(Beginning of Information given)

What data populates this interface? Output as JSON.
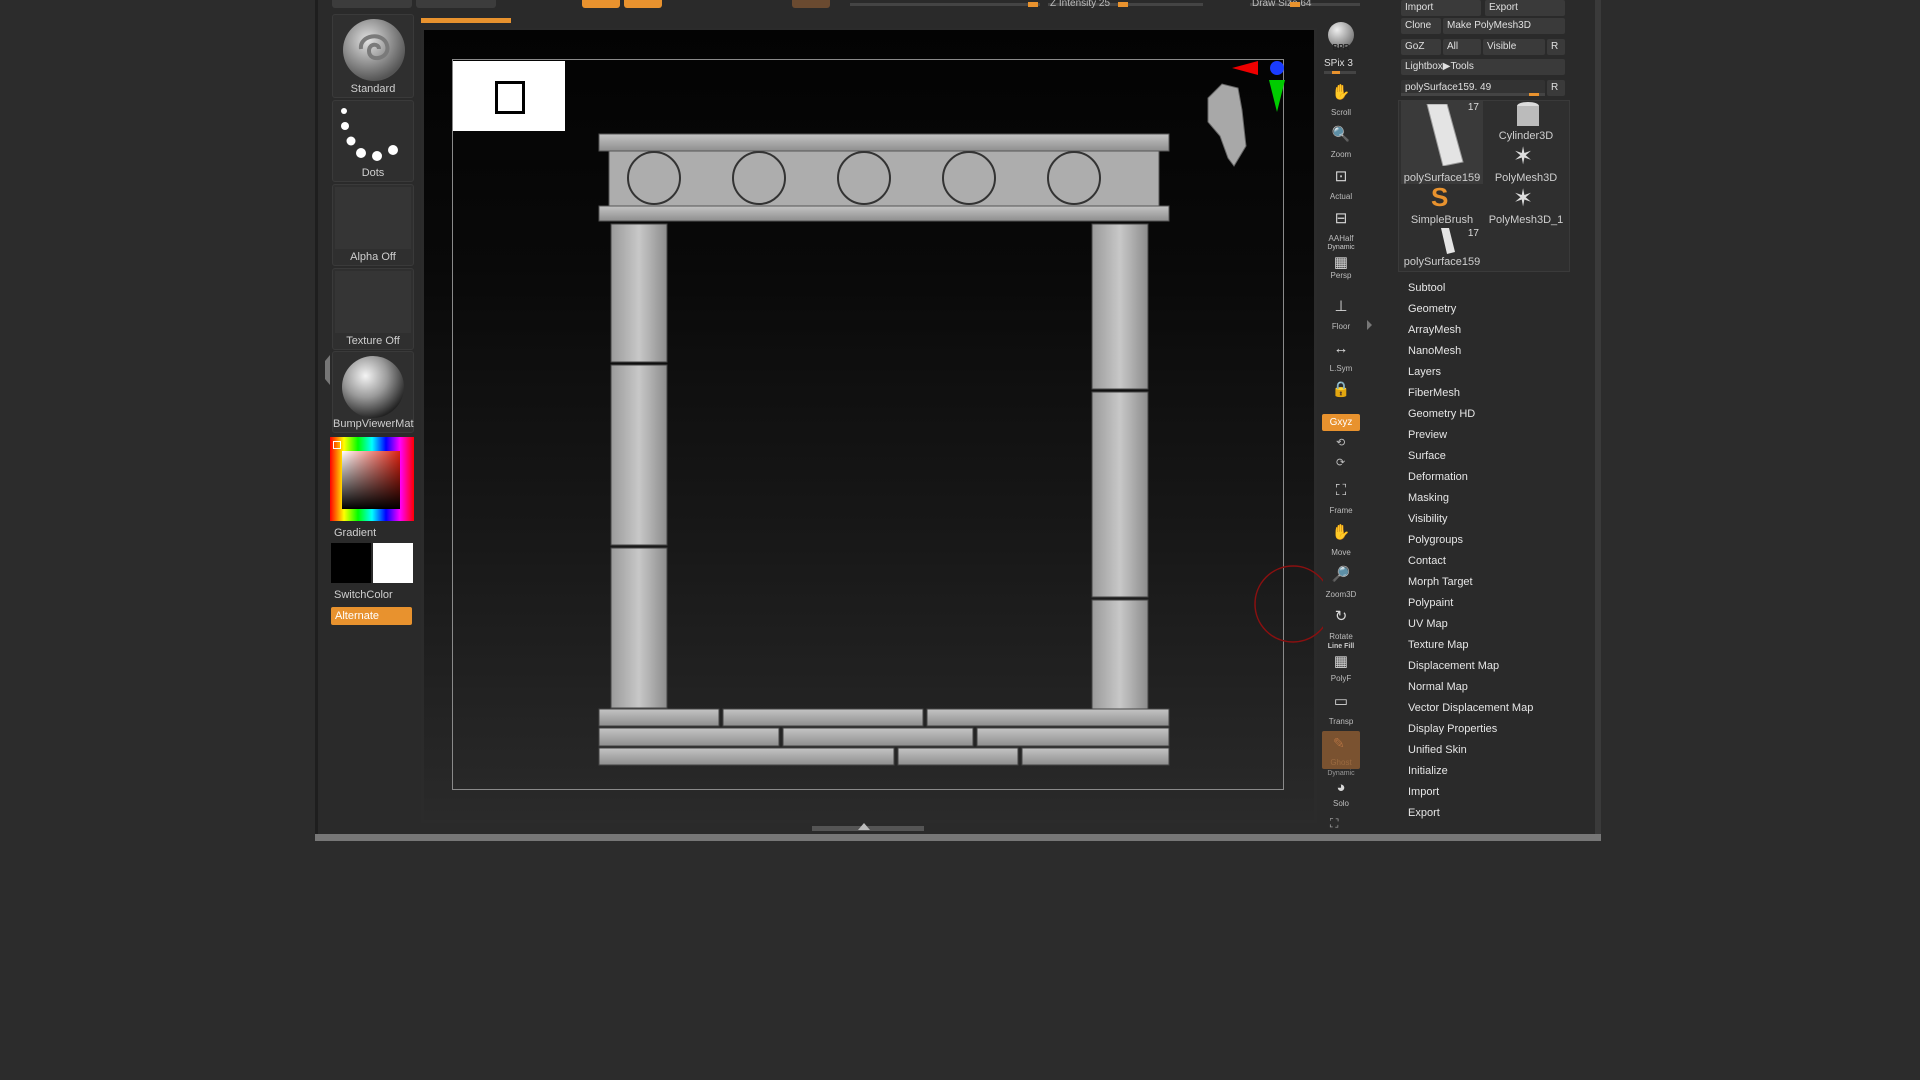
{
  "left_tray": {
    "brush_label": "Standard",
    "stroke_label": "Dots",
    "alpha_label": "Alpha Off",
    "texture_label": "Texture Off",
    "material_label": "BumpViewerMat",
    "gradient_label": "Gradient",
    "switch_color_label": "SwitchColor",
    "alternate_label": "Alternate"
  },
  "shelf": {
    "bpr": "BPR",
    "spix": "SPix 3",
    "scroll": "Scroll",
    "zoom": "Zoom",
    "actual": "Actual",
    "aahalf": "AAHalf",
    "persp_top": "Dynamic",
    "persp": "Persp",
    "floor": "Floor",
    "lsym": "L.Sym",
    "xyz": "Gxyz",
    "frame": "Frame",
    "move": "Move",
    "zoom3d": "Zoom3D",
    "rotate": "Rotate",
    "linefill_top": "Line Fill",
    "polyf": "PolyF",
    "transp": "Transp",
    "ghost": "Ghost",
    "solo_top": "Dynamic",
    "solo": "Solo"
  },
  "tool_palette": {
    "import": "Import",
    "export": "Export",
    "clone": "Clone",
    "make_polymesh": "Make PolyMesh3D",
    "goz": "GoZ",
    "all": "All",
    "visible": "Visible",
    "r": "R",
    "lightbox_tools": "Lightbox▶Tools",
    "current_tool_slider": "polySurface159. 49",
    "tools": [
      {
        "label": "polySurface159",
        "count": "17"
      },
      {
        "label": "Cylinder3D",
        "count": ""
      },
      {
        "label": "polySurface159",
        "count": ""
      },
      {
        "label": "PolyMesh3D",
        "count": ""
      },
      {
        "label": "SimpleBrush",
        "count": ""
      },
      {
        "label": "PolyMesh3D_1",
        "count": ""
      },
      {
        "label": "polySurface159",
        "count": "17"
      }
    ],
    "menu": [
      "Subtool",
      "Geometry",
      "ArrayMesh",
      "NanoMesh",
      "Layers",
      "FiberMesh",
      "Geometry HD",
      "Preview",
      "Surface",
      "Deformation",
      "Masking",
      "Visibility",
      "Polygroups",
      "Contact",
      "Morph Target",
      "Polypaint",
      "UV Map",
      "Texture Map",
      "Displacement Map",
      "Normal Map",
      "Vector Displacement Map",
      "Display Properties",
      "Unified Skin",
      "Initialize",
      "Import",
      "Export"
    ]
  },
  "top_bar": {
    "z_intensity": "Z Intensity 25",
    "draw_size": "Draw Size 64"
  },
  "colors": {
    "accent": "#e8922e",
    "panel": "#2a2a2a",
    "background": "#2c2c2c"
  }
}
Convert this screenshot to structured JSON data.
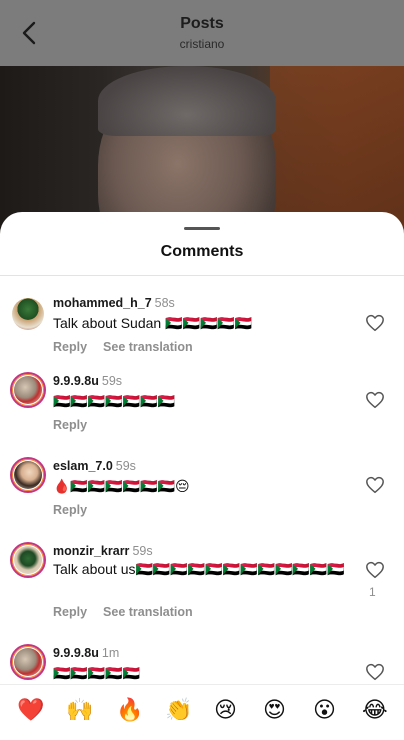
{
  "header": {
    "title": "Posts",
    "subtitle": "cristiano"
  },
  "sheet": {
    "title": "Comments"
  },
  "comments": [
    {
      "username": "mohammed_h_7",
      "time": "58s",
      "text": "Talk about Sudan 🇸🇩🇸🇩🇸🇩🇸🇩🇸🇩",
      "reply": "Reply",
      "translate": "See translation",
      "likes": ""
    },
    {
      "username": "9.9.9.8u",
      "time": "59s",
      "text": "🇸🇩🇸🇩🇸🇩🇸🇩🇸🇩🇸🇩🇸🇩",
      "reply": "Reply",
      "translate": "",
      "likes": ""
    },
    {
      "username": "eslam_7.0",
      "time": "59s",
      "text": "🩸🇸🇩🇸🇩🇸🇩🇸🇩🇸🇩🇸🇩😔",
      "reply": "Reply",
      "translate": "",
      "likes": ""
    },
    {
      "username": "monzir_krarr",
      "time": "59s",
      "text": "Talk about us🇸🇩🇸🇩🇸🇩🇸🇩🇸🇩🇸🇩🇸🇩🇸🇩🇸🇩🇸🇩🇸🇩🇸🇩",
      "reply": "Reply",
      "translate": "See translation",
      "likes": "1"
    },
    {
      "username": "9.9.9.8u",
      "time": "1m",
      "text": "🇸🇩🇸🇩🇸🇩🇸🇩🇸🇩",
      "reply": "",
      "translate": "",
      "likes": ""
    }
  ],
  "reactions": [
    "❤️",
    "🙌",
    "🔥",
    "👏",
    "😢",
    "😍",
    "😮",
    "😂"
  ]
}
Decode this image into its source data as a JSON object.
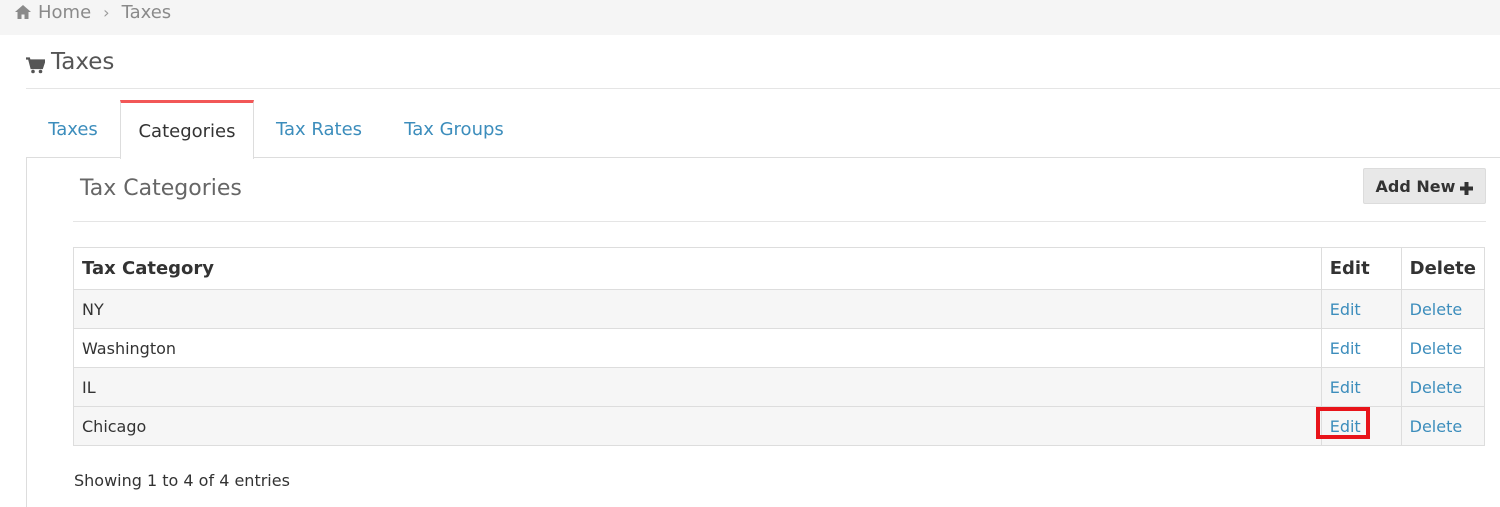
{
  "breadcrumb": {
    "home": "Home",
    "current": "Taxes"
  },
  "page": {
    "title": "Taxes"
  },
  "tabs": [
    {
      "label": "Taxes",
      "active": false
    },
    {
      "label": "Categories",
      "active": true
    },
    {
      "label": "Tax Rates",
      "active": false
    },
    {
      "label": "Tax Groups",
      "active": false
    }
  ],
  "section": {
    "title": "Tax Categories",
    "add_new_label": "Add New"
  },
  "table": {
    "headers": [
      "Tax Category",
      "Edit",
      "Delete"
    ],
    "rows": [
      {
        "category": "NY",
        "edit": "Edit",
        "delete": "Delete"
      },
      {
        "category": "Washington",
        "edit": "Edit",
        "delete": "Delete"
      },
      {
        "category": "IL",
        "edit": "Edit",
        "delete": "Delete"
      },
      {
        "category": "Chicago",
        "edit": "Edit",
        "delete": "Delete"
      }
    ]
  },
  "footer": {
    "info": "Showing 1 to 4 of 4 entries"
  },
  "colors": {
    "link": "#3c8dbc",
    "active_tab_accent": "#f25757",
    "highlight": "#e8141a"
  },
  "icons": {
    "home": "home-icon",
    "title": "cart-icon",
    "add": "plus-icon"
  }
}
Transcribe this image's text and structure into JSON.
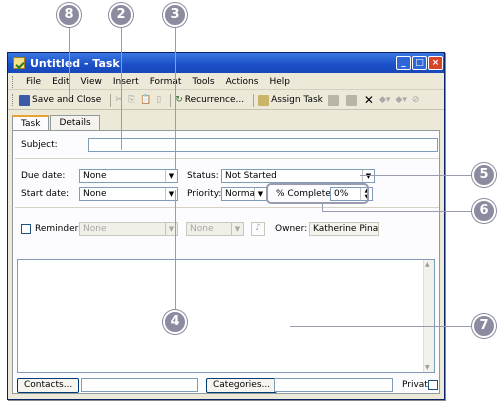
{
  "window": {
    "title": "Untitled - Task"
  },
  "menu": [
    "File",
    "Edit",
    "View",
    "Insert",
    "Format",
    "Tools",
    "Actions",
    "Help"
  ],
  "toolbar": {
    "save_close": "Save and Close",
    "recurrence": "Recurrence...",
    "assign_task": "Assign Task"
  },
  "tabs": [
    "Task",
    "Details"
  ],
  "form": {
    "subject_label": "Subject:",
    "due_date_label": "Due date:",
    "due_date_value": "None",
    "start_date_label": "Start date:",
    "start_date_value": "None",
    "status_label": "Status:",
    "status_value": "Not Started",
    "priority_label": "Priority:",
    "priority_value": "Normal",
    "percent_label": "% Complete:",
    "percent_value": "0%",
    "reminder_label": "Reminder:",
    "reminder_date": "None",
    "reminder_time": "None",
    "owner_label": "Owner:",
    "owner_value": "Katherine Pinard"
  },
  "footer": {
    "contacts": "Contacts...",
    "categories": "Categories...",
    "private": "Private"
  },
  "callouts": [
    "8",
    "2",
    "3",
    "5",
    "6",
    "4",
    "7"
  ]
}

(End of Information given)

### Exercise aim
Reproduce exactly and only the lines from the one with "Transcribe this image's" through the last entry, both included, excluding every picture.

### Answer to the problem
Transcribe this image's text and structure into JSON.
{
  "window": {
    "title": "Untitled - Task"
  },
  "menu": [
    "File",
    "Edit",
    "View",
    "Insert",
    "Format",
    "Tools",
    "Actions",
    "Help"
  ],
  "toolbar": {
    "save_close": "Save and Close",
    "recurrence": "Recurrence...",
    "assign_task": "Assign Task"
  },
  "tabs": [
    "Task",
    "Details"
  ],
  "form": {
    "subject_label": "Subject:",
    "due_date_label": "Due date:",
    "due_date_value": "None",
    "start_date_label": "Start date:",
    "start_date_value": "None",
    "status_label": "Status:",
    "status_value": "Not Started",
    "priority_label": "Priority:",
    "priority_value": "Normal",
    "percent_label": "% Complete:",
    "percent_value": "0%",
    "reminder_label": "Reminder:",
    "reminder_date": "None",
    "reminder_time": "None",
    "owner_label": "Owner:",
    "owner_value": "Katherine Pinard"
  },
  "footer": {
    "contacts": "Contacts...",
    "categories": "Categories...",
    "private": "Private"
  },
  "callouts": [
    "8",
    "2",
    "3",
    "5",
    "6",
    "4",
    "7"
  ]
}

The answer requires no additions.